The herb is astringent and stimulant and emetic in large doses. A decoction is good as a gargle for chronic inflammation and is an excellent wash for the gums.
Culinarily the leaves can be used dried as in traditional bay leaves. In that case harvest them in the fall when they've matured and turned leathery. Leave them to dry completely and their flavor will intensify. I use them in soups and stews all winter long. In season I like to chop them up fresh and use them to season pork and chicken. I haven't had a chance to see what they do in vodka yet but I'll be trying that soon. I hear they did wonders in a bottle of gin according to Edible Manhattan.
My special interest in making botanical colognes got me thinking of using the leaves to try my hand at making Bay Rum. I read many recipes and bought myself a few bottles (most notably Dominca and Ogallala, the reputed best available) and set to work experimenting. Like all of my colognes they are a work in progress and the formulas will be tweaked and improved upon until I find just the right recipe. I made mine with fresh bay leaves, allspice, cinnamon, dried orange zest, vodka and white rum.

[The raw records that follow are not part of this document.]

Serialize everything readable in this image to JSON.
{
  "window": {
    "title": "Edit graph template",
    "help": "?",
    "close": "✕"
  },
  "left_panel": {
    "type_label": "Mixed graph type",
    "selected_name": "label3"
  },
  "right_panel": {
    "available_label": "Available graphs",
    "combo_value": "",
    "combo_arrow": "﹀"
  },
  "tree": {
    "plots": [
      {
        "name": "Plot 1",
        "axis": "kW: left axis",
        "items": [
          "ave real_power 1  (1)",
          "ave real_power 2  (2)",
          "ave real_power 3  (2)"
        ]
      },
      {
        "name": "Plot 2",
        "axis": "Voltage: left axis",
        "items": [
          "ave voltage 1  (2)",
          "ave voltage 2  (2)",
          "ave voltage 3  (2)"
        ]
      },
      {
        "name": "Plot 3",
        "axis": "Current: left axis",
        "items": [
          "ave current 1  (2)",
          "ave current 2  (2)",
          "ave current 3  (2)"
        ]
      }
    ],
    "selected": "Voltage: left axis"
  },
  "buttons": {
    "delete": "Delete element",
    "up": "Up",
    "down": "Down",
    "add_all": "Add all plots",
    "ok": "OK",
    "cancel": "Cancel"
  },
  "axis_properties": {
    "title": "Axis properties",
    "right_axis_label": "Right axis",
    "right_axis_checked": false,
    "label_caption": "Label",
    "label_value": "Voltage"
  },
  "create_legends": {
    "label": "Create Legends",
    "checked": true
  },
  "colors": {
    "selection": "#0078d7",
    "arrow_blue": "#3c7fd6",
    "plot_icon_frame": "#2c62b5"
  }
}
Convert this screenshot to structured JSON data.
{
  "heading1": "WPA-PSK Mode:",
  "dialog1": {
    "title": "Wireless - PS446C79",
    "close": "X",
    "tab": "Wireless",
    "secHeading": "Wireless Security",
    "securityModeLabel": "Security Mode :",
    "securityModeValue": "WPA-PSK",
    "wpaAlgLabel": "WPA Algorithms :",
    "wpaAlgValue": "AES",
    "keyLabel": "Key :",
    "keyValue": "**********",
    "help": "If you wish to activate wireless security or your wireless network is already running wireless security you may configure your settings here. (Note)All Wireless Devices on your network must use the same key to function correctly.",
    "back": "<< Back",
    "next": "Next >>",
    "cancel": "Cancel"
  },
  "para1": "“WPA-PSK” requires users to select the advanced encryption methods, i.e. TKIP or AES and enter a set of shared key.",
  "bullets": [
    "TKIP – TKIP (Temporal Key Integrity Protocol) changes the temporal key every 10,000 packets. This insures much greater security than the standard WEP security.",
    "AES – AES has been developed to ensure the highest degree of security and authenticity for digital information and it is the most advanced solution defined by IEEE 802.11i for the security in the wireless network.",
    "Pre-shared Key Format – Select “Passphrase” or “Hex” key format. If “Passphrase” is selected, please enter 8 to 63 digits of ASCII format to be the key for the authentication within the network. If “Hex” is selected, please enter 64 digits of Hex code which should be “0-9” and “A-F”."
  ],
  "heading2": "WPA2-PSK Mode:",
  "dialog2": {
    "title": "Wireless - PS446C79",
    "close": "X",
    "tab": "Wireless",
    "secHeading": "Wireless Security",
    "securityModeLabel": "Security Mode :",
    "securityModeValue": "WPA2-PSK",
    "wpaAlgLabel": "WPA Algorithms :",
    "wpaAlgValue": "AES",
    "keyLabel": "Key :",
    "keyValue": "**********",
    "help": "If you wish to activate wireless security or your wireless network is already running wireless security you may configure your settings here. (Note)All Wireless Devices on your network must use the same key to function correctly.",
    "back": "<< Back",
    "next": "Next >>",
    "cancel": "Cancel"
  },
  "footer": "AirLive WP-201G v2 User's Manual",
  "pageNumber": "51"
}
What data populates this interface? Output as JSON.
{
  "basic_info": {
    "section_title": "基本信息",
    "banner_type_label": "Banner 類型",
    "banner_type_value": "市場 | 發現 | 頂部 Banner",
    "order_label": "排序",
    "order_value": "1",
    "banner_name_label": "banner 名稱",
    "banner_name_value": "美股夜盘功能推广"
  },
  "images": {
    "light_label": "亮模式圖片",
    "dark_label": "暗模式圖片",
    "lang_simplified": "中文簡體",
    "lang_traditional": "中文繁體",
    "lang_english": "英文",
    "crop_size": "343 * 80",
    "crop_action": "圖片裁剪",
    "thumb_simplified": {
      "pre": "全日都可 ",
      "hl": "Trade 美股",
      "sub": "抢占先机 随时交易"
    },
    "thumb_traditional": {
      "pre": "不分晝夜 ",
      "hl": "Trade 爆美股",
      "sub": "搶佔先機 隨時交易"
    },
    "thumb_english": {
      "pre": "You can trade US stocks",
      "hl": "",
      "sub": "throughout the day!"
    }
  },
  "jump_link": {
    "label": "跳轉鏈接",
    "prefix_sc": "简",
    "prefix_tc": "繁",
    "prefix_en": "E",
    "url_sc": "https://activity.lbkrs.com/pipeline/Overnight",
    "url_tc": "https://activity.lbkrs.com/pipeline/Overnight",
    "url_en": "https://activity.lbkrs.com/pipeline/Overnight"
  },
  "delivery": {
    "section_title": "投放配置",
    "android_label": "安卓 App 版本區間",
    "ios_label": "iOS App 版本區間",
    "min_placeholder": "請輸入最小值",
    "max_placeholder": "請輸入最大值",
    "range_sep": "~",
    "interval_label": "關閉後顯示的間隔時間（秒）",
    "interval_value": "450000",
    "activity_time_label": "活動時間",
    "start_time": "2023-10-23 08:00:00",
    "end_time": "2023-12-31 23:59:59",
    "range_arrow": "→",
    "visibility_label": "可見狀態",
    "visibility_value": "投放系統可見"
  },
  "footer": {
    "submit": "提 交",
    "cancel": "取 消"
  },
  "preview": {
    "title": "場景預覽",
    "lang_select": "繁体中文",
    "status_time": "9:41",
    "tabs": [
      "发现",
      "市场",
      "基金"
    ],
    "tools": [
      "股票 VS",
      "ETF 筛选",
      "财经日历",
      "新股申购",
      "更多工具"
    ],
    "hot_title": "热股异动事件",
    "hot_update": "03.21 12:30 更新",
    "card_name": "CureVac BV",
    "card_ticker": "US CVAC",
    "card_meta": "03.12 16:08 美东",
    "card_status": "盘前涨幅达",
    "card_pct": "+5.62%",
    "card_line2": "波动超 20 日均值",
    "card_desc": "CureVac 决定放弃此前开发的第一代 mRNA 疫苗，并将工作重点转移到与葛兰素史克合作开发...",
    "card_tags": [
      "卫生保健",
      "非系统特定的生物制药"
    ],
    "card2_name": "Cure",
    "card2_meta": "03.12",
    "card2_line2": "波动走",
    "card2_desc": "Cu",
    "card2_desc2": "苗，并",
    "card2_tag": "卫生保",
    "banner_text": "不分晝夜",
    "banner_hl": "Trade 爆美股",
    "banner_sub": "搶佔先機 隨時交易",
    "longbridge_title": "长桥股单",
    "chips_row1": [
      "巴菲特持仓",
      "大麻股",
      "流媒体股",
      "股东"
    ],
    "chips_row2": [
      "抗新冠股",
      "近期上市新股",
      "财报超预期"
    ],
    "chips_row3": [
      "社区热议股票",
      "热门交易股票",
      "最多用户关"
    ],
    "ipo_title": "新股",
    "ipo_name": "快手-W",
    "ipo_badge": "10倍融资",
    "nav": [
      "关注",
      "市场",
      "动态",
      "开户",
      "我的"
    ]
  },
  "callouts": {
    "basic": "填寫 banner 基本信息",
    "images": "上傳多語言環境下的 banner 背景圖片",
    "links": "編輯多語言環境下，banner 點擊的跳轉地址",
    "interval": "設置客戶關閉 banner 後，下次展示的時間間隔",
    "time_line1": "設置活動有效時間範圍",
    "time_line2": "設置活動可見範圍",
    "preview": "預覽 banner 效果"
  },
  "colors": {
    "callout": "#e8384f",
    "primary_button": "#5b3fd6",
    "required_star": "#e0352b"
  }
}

The scent wasn't quite accurate so I admit to adding a couple of drops of bay essential oil (Pimenta racemosa), the optimal variety of bay leaves used in making Bay Rum.
|My colognes, including Bay Rum.|